[Dataset records]
··········

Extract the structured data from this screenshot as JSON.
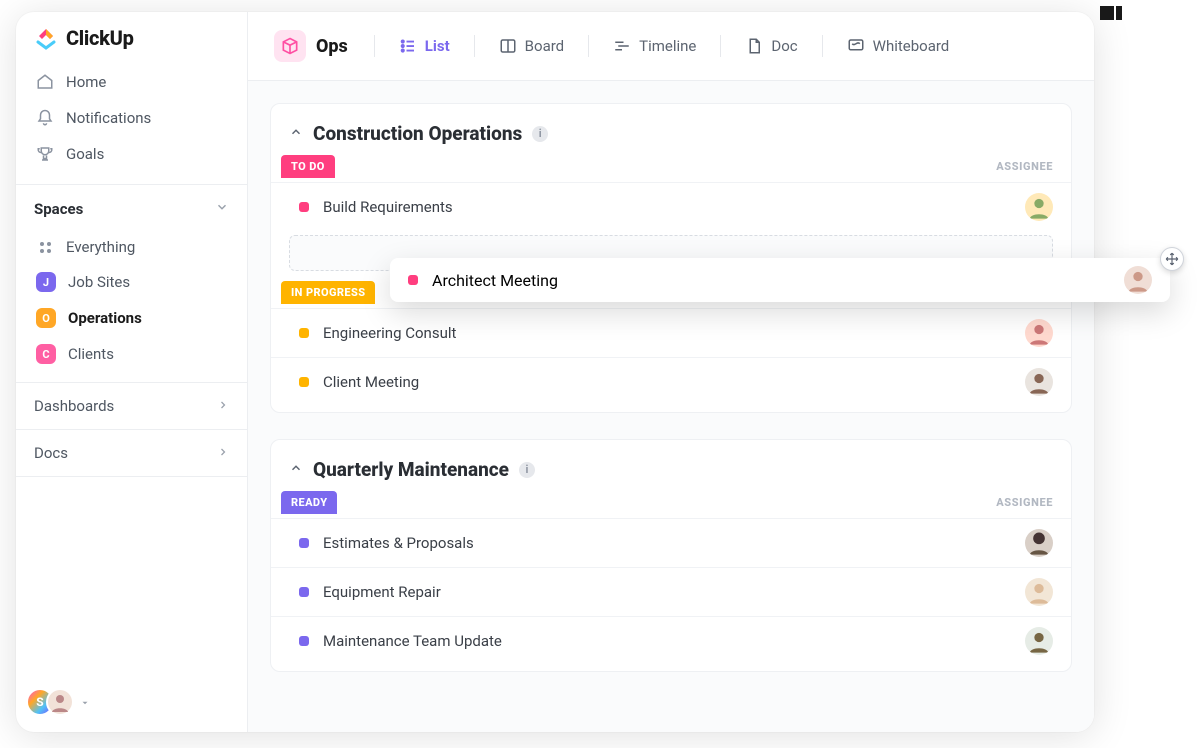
{
  "brand": {
    "name": "ClickUp"
  },
  "sidebar": {
    "nav": [
      {
        "label": "Home"
      },
      {
        "label": "Notifications"
      },
      {
        "label": "Goals"
      }
    ],
    "spaces_header": "Spaces",
    "everything_label": "Everything",
    "spaces": [
      {
        "letter": "J",
        "label": "Job Sites",
        "color": "#7b68ee"
      },
      {
        "letter": "O",
        "label": "Operations",
        "color": "#ffa726",
        "active": true
      },
      {
        "letter": "C",
        "label": "Clients",
        "color": "#ff5fa3"
      }
    ],
    "sections": [
      {
        "label": "Dashboards"
      },
      {
        "label": "Docs"
      }
    ],
    "footer_user_initial": "S"
  },
  "topbar": {
    "space_name": "Ops",
    "views": [
      {
        "label": "List",
        "active": true
      },
      {
        "label": "Board"
      },
      {
        "label": "Timeline"
      },
      {
        "label": "Doc"
      },
      {
        "label": "Whiteboard"
      }
    ]
  },
  "lists": [
    {
      "title": "Construction Operations",
      "groups": [
        {
          "status": "TO DO",
          "color": "#ff3e7f",
          "assignee_header": "ASSIGNEE",
          "tasks": [
            {
              "name": "Build Requirements",
              "dot": "#ff3e7f",
              "avatar_bg": "#ffe9b8"
            }
          ],
          "has_dropzone": true
        },
        {
          "status": "IN PROGRESS",
          "color": "#ffb400",
          "tasks": [
            {
              "name": "Engineering Consult",
              "dot": "#ffb400",
              "avatar_bg": "#ffd9cf"
            },
            {
              "name": "Client Meeting",
              "dot": "#ffb400",
              "avatar_bg": "#e9e4df"
            }
          ]
        }
      ]
    },
    {
      "title": "Quarterly Maintenance",
      "groups": [
        {
          "status": "READY",
          "color": "#7b68ee",
          "assignee_header": "ASSIGNEE",
          "tasks": [
            {
              "name": "Estimates & Proposals",
              "dot": "#7b68ee",
              "avatar_bg": "#d9cfc7"
            },
            {
              "name": "Equipment Repair",
              "dot": "#7b68ee",
              "avatar_bg": "#f2e6d6"
            },
            {
              "name": "Maintenance Team Update",
              "dot": "#7b68ee",
              "avatar_bg": "#e6ece6"
            }
          ]
        }
      ]
    }
  ],
  "dragging_task": {
    "name": "Architect Meeting",
    "dot": "#ff3e7f",
    "avatar_bg": "#f0ded6"
  }
}
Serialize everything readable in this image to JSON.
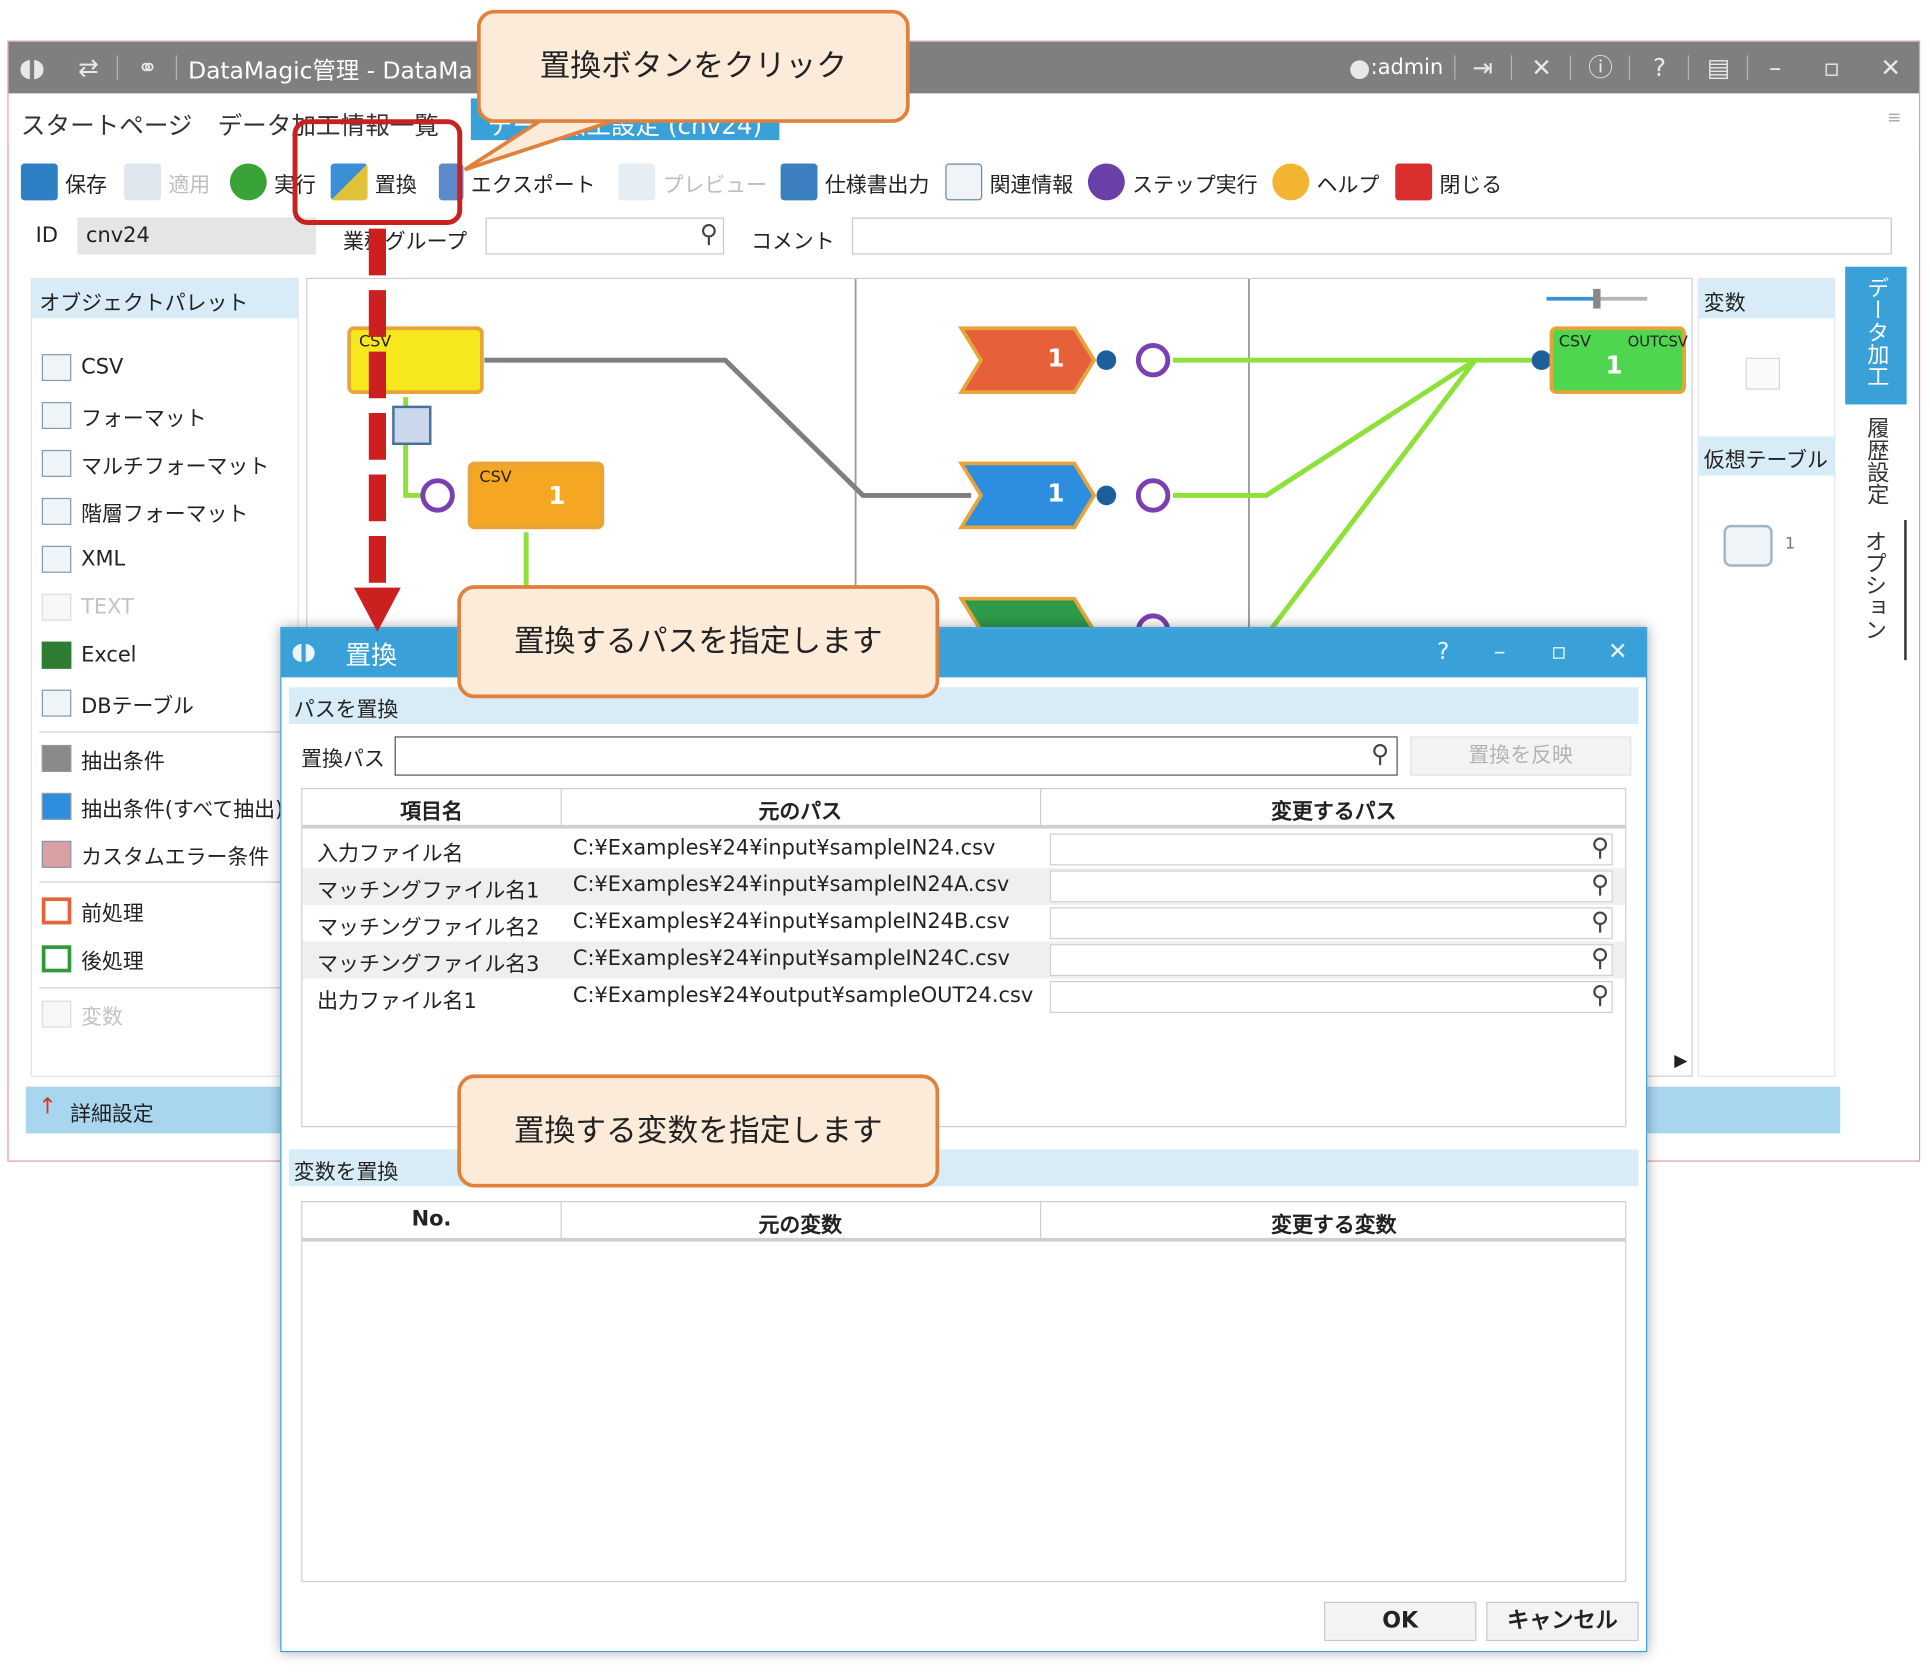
{
  "app": {
    "title": "DataMagic管理 - DataMa",
    "user": ":admin"
  },
  "tabs": [
    {
      "label": "スタートページ"
    },
    {
      "label": "データ加工情報一覧"
    },
    {
      "label": "データ加工設定 (cnv24)"
    }
  ],
  "toolbar": {
    "save": "保存",
    "apply": "適用",
    "run": "実行",
    "replace": "置換",
    "export": "エクスポート",
    "preview": "プレビュー",
    "spec": "仕様書出力",
    "related": "関連情報",
    "step": "ステップ実行",
    "help": "ヘルプ",
    "close": "閉じる"
  },
  "idrow": {
    "id_label": "ID",
    "id_value": "cnv24",
    "group_label": "業務グループ",
    "comment_label": "コメント"
  },
  "palette": {
    "title": "オブジェクトパレット",
    "items": [
      {
        "label": "CSV",
        "enabled": true
      },
      {
        "label": "フォーマット",
        "enabled": true
      },
      {
        "label": "マルチフォーマット",
        "enabled": true
      },
      {
        "label": "階層フォーマット",
        "enabled": true
      },
      {
        "label": "XML",
        "enabled": true
      },
      {
        "label": "TEXT",
        "enabled": false
      },
      {
        "label": "Excel",
        "enabled": true
      },
      {
        "label": "DBテーブル",
        "enabled": true
      },
      {
        "label": "抽出条件",
        "enabled": true
      },
      {
        "label": "抽出条件(すべて抽出)",
        "enabled": true
      },
      {
        "label": "カスタムエラー条件",
        "enabled": true
      },
      {
        "label": "前処理",
        "enabled": true
      },
      {
        "label": "後処理",
        "enabled": true
      },
      {
        "label": "変数",
        "enabled": false
      }
    ],
    "detail": "詳細設定"
  },
  "canvas": {
    "csv_label": "CSV",
    "outcsv_label": "OUTCSV",
    "count": "1"
  },
  "rightpanel": {
    "variables": "変数",
    "virtual_table": "仮想テーブル",
    "vt_count": "1"
  },
  "sidetabs": [
    "データ加工",
    "履歴設定",
    "オプション"
  ],
  "dialog": {
    "title": "置換",
    "path_section": "パスを置換",
    "path_label": "置換パス",
    "apply_button": "置換を反映",
    "path_columns": [
      "項目名",
      "元のパス",
      "変更するパス"
    ],
    "path_rows": [
      {
        "name": "入力ファイル名",
        "path": "C:¥Examples¥24¥input¥sampleIN24.csv"
      },
      {
        "name": "マッチングファイル名1",
        "path": "C:¥Examples¥24¥input¥sampleIN24A.csv"
      },
      {
        "name": "マッチングファイル名2",
        "path": "C:¥Examples¥24¥input¥sampleIN24B.csv"
      },
      {
        "name": "マッチングファイル名3",
        "path": "C:¥Examples¥24¥input¥sampleIN24C.csv"
      },
      {
        "name": "出力ファイル名1",
        "path": "C:¥Examples¥24¥output¥sampleOUT24.csv"
      }
    ],
    "var_section": "変数を置換",
    "var_columns": [
      "No.",
      "元の変数",
      "変更する変数"
    ],
    "ok": "OK",
    "cancel": "キャンセル"
  },
  "callouts": {
    "click_replace": "置換ボタンをクリック",
    "specify_path": "置換するパスを指定します",
    "specify_var": "置換する変数を指定します"
  },
  "colors": {
    "accent": "#3aa0d8",
    "callout_border": "#e0803a",
    "callout_fill": "#fdebd9",
    "highlight_red": "#cc1f1f"
  }
}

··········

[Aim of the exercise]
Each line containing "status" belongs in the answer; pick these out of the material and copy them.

[Expected output]
          "status": "TO DO",
          "status": "IN PROGRESS",
          "status": "READY",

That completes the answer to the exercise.